Technology Expert
Margaret Rouse
Technology Expert

Margaret is an award-winning technical writer and teacher known for her ability to explain complex technical subjects to a non-technical business audience. Over the past twenty years, her IT definitions have been published by Que in an encyclopedia of technology terms and cited in articles by the New York Times, Time Magazine, USA Today, ZDNet, PC Magazine, and Discovery Magazine.

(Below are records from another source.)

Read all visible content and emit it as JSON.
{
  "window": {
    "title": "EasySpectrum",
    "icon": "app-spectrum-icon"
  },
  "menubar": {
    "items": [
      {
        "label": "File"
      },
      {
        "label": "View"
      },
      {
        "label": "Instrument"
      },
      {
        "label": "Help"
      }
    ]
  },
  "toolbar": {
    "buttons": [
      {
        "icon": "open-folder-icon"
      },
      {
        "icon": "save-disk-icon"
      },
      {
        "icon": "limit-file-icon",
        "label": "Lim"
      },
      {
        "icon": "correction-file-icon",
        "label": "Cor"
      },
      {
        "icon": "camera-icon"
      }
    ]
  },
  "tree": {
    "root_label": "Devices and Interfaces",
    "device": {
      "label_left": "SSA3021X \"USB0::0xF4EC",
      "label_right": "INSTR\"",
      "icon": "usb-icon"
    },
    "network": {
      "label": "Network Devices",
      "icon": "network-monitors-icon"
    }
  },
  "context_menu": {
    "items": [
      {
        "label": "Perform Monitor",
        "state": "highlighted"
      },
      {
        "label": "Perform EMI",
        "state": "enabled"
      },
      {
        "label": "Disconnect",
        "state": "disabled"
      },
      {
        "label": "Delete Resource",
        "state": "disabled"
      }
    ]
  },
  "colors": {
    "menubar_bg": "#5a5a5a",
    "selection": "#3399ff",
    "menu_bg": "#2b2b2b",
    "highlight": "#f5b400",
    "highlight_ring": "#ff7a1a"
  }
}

She joined Techopedia in 2011. Margaret's idea of a fun day is helping IT and business professionals learn to speak each other’s highly specialized languages.